‘You just need to be willing to open your home, and ride the rough with the smooth’

During the pandemic, the number of children in foster care has increased dramatically. One couple explains why they foster and how it impacts their family in both positive and negative ways.

Fostering isn’t easy. Even though it may seem like a walk in a park, it can still be taxing. Toys are thrown. Words get spoken. Feelings get hurt. However, the reverse is also true. Scowls melt into smiles. Tears give place to laughter. 
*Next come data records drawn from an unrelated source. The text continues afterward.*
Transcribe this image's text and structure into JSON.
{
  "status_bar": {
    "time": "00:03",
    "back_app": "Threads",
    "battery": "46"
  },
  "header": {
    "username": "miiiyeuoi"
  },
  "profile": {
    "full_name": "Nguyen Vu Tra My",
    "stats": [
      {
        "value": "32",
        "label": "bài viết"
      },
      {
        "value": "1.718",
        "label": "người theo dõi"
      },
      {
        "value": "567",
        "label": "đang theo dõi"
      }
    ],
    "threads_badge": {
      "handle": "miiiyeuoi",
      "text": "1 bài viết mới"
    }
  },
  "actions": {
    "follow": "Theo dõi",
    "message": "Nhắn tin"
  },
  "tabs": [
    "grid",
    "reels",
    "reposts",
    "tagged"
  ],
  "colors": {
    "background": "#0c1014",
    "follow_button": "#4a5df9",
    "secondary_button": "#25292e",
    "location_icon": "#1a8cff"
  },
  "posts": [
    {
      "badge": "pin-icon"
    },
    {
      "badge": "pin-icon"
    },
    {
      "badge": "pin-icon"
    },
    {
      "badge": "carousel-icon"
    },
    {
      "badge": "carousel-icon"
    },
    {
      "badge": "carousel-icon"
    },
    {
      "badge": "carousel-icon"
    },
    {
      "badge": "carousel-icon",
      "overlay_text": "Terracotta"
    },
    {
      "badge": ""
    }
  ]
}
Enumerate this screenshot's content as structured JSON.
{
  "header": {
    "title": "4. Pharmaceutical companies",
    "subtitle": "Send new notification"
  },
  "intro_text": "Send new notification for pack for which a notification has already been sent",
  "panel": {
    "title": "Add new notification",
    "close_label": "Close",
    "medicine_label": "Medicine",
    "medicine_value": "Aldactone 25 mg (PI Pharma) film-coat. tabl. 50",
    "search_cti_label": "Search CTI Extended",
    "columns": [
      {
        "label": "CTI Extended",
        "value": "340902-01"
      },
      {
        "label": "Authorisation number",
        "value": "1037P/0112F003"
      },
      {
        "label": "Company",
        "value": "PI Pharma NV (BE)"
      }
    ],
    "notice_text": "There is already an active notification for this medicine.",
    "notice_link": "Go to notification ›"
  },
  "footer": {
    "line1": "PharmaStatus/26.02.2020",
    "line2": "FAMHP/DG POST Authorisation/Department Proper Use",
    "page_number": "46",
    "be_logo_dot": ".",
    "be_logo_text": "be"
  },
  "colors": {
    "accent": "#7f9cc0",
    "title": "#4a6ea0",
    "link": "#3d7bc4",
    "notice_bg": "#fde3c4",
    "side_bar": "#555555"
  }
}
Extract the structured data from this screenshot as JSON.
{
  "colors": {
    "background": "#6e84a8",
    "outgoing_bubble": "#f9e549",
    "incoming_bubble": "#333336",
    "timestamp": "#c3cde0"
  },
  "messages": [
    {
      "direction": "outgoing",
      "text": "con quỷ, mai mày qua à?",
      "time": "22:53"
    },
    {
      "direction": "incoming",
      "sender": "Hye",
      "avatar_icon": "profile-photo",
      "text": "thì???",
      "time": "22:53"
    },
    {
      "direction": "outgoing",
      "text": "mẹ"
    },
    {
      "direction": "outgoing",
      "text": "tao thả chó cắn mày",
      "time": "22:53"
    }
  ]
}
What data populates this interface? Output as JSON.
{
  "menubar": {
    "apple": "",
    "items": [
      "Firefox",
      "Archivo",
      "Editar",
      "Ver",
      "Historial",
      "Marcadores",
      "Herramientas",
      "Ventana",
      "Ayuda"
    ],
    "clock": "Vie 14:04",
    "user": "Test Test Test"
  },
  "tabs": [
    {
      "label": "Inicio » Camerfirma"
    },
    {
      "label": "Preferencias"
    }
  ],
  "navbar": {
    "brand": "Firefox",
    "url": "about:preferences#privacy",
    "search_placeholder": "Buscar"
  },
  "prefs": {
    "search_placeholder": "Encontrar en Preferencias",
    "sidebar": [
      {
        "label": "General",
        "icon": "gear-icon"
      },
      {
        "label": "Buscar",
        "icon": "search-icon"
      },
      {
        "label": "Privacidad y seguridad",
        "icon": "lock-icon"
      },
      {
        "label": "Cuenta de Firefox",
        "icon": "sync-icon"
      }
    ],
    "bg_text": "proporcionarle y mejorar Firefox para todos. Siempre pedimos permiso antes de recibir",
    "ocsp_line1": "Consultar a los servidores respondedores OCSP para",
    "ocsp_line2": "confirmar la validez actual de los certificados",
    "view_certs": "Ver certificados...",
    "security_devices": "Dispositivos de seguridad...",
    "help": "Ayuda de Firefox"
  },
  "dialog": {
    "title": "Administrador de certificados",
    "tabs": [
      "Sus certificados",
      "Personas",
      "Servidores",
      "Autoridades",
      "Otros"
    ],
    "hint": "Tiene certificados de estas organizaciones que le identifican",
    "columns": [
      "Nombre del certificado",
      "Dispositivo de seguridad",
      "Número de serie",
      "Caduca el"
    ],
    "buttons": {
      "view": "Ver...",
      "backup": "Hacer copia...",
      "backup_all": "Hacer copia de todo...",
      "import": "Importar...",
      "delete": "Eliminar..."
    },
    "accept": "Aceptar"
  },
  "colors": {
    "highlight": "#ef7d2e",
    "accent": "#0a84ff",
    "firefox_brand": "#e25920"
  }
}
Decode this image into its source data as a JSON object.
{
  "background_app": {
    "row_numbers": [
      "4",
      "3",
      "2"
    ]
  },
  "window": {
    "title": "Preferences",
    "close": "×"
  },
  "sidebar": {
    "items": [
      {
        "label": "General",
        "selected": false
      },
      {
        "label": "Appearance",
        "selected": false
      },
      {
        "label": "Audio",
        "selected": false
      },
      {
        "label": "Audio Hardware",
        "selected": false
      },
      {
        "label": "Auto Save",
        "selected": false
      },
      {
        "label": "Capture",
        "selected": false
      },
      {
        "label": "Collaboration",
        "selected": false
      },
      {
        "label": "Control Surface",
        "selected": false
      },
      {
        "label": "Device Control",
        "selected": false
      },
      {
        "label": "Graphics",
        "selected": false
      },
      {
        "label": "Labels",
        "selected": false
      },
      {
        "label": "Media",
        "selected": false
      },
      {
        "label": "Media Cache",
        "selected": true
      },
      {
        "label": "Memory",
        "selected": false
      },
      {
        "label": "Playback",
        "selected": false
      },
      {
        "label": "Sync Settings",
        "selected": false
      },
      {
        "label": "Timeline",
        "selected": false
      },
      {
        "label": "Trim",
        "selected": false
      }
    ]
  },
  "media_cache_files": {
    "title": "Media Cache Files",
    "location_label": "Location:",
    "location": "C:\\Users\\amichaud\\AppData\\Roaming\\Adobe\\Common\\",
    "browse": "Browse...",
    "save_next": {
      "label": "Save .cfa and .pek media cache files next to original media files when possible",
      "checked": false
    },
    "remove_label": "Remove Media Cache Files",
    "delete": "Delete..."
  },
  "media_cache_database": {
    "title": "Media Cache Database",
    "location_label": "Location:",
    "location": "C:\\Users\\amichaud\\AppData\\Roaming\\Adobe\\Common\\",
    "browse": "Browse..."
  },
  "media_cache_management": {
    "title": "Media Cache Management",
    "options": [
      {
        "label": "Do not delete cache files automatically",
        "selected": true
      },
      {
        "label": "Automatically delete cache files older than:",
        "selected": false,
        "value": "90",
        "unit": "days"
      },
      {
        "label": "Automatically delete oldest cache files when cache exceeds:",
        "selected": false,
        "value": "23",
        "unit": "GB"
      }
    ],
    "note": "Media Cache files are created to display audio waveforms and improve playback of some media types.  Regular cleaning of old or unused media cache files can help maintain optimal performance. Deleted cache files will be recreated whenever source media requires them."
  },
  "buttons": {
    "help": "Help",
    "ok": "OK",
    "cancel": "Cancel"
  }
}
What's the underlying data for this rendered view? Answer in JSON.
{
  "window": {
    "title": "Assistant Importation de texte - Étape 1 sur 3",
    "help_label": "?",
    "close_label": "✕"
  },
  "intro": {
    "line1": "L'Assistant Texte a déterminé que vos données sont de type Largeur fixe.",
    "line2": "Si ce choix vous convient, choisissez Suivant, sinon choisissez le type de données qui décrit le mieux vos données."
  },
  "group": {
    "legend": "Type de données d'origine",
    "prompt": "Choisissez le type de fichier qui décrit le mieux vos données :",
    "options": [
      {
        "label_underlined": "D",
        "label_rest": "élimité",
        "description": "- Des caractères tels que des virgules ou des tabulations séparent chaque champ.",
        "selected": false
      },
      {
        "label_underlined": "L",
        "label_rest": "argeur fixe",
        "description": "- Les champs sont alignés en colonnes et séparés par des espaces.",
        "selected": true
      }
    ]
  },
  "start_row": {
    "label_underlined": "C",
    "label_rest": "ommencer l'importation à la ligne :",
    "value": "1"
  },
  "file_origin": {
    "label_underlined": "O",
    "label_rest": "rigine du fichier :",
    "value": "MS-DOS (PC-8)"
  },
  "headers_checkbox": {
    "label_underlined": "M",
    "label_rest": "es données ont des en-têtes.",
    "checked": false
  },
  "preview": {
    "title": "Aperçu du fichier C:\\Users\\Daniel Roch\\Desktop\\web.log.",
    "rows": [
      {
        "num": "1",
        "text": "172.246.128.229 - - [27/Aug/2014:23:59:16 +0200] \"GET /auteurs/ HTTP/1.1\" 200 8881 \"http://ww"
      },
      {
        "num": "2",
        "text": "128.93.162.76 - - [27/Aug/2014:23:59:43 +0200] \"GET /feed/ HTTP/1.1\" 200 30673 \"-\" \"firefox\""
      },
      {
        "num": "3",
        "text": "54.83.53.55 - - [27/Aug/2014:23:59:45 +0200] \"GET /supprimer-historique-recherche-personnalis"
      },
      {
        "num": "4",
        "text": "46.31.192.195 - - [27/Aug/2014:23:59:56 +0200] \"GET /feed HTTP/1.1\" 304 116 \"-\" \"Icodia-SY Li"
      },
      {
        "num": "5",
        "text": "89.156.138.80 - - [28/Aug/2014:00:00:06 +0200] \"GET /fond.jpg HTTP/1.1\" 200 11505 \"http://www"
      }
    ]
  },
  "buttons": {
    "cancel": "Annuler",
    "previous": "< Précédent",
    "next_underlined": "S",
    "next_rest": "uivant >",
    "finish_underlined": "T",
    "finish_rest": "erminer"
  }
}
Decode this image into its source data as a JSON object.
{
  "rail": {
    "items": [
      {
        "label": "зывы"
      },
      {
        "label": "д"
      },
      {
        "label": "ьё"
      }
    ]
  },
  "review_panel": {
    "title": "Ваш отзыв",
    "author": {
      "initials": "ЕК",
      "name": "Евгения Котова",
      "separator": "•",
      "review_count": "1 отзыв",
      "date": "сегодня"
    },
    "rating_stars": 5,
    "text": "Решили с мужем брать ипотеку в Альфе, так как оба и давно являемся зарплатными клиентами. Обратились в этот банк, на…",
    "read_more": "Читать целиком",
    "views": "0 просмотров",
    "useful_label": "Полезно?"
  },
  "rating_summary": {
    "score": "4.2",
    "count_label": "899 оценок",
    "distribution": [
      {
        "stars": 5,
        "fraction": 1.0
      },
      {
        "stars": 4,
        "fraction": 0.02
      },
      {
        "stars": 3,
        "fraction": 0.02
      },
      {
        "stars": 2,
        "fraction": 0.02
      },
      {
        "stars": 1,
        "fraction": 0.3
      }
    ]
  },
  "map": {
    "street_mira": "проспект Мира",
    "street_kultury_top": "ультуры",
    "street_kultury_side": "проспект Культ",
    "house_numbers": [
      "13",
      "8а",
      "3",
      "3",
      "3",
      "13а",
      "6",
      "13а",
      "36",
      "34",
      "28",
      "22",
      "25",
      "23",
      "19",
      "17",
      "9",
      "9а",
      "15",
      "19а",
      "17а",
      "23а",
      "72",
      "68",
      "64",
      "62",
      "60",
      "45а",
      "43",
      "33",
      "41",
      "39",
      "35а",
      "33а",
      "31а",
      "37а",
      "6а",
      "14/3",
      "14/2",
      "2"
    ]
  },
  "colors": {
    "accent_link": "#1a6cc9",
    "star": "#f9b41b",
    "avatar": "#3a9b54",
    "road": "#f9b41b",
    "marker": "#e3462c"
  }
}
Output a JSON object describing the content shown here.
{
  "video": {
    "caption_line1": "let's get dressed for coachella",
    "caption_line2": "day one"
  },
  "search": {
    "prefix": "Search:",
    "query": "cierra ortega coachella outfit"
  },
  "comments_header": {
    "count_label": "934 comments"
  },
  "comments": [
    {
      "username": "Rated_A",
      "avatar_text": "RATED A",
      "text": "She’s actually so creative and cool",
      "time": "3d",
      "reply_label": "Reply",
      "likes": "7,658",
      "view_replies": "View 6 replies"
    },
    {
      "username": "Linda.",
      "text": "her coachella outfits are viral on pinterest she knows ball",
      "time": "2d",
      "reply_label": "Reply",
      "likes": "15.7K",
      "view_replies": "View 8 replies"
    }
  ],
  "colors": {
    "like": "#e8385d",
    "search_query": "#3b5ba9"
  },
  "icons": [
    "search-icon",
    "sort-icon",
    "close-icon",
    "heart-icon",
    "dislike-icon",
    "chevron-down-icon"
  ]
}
Whether it’s a good day or a bad day, parents-of-two Nic and Chris Kimmance try to always keep in mind why they foster. There’s no stock answer. For Chris, a speech therapist, it’s partly about recreating an upbringing in a busy household (she grew up the youngest of six sisters). For Nic, a church leader, it’s about recognising that there’s “enough love in the household to share around”. 

Both accept that their answers sound a “bit cliched”, as Nic puts it, but they know that fostering works for them. That’s fortunate because it is not for the fainthearted. Take the last year, when the Kimmances welcomed a seven-year old boy under their roof. As well as having a “personality that would win over the heart of anyone”, Chris also admits that he “brings his challenges”. 

One of these is going to school. He has been unable to attend school due to his home life. Here, the couple’s youngest, 10-year-old Lucy, has stepped in, helping her new housemate with his maths (each correct answer gains him an M&M’s sweet). Their other daughter, Maddy, 12, is teaching him to swim in the family’s inflatable pool. Having another child show him the ropes is “less threatening”, says Nic, a former primary school teacher. 

However, they are responsible for the parenting of their children, and not the agency. DiagramaClearly demonstrated during the rigorous selection process. The couple approach it very much as a team, insists Chris, who describes herself and her husband as “best friends”. But she also concedes that they have to “re-jig” their lives to stay connected to one another (such as coordinating their days off). 

This tag-team strategy offers surprising benefits. For a mother of two daughters and sibling to five sisters, parenting a boy for the first time has left Chris nonplussed at times. He hangs from the banister, for example. (Chris: “Is that normal?” Nic: “He’s just being a boy”.) Or the time when he flipped over his bike handlebars (Chris: “My heart stopped”. Nic: “I’ll just teach him how to use his rear brakes”.)

They insist that the good times outweigh the bad. Sam Bush

Both men insist that the good times far outweigh any bad. Chris takes particular pleasure in the “small wins”. She cherishes the “small wins” and hopes they will last a lifetime. One example of this is when the seven-year-old learned to write his name. 

Other times, it’s the simple act of the children being “really loved and celebrated”, albeit just for a week or two sometimes. Fixing the “brokenness” that a life in the care system can bring is particularly motivating for Nic: “One of the things for us was… what if we were able to do something early on in their story and actually create a safe place for some children to belong?” 

Fostering children is a great way to have a positive impact on your own children. This is a less-known upside. Make no mistake: it’s hugely disruptive. It was essential that both their daughters were involved in the early consultation process and on board with this idea. Yet, for them to see that not all children have the same start in life serves as an invaluable “eye opener”, according to Nic. 

Fixing the ‘brokenness’ that a life in the care system can bring is particularly motivating

So, with demand for foster parents increasing as a consequence of the Covid pandemic – Barnado’s reported demand being up 44 per cent in 2020 – what advice do the Kimmances have for people who are thinking about giving it a go? 

First, get informed. Talk to friends, search online, ask your fostering or adoption agency the hard questions (for example: ‘What if I’m no good at it?’ ‘What if I don’t like the child?’). Second, don’t swallow the “myth” that foster parents are somehow saints. They’re not. Even if you’re going through difficult times personally, it can be a blessing. 

As Nic concludes: “You don’t need to be special or to be behaviour experts, you just need to be willing to open your home up and to ride the rough with the smooth.”

Main image: Sam Bush